(The more fans there are, the more people there are to share things with.)

I know a lot of people would agree with me on this concept – I know it’s quite contentious – and I’m always grateful for those of you who’ve read this far, but there are all sorts of fans, and the important thing to remember is that we have to include them all. We’re on this bizarre bandwagon together – balance is crucial. It takes all kinds. Welcome the most recent fans, recruit your friends, do all those lovely things – because little gestures like that can stick with you for years and years.

(And also, don’t let anyone tell you Totodile is not a cool starter Pokémon for Pokémon Gold. Totodile’s awesome.)

 

 

Victor (Part One)

Where do I even begin, really.

Do I start when I first met him, or when I first fell in love with him, or when I first knew I was in love with him?

…well, I’ve spoiled it all now, haven’t I?

I first met him in school – I’d seen him before – but I first met him the day he decided to hide from the Dean, who wanted to cut his hair.

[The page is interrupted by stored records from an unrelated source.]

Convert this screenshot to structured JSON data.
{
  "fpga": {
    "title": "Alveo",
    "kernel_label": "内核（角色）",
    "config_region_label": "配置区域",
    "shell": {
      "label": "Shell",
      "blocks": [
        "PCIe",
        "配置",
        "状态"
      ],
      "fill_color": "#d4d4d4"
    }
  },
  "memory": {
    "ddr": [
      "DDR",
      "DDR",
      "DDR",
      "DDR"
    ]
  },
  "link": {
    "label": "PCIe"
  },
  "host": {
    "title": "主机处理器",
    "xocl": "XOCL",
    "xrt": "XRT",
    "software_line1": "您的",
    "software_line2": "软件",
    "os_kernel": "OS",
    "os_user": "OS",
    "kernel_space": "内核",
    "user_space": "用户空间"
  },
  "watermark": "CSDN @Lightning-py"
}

I was in chemistry class, standing in an apron and setting out the things I’d need for class, when he walked in the room. I must’ve been the only person who saw him come in. And he looked at me. He looked at me so intently I think I went bright red. He slinked over to my bench and stood impossibly close to me, his elbow touching mine.

I saw his eyes first. Felt them first, I should say. All clear and green and blue and violet like sea glass polished clean.

“Hello,” I said.

“Oh, hello,” he said, off-handedly, “Suppose we should talk, shouldn’t we?”

“I’m Victor,” I offered, trying to resist the urge to look over my shoulder and check the whereabouts of my teacher.

“I know,” he replied dismissively. And then, as if thinking better of it, “Sherlock Holmes.”

“…what’re you doing?”

“Hiding from the Dean. My hair is far too long and needs to be sheared until its considered acceptable,” he said flatly.

Sherlock’s hair was beautiful. It was thick, and curly, and dark and perfectly rebellious. I wanted to sink my fingers into it.

“Well you’re…hiding in plain sight, then?”

“Precisely. It’s part of a new method I have in mind,” his eyes flickered over the room, but they always came back to mine.

And his method did work. Until we both started to giggle.

And, rather than be caught, Sherlock curled his long fingers into a fist and punched the nearest fire alarm on the wall.

“Come along Victor,” he said, taking his hand in mine and filing out with the rest of the students.

“Sherlock, you’re bleeding,” I protested, watching blood drip down from his sleeve and onto the floor. “You need a doctor.”

“My wound is perfectly superficial, Victor, nothing to worry about,” the not-quite detective replied, but he turned into a hallway and moved swiftly down a flight of stairs, walking through crowds of boys to the sick bay with me still attached to him and pressing into his shoulder.

He started to rummage for bandages but I suggested he hop up on the bed, and had a look myself. I cleaned the wound meticulously, trying to find a reason to keep touching his long, pale fingers. He taught me how to wrap up the bandage properly. He said something about learning or creating a new fighting method but I was too busy memorising his hands to notice.

I adjusted my glasses, as was my want to do around him, and he smiled at me.

Sherlock leaned forward, then, and kissed me on the mouth. It was awkward and brisk and his nose left prints on my glasses but it was the best kiss – my first, his first, – that I had ever had. Before I could take my glasses off to kiss him again, or even touch my bottom lip, he leapt down from the raised bed and whirled out of the room, hair and all.

“You’re very good,” he said as he whirled out the door, hair and all. He winked at me.

I wasn’t sure if he meant the kiss, or my apparent skills in nursing and I don’t think he wanted me to know. I was late, to the emergency fire drill. Very late. I was given appropriate consequences. But I didn’t mind.

The thing about trouble, is that it’s worth it for Sherlock Holmes.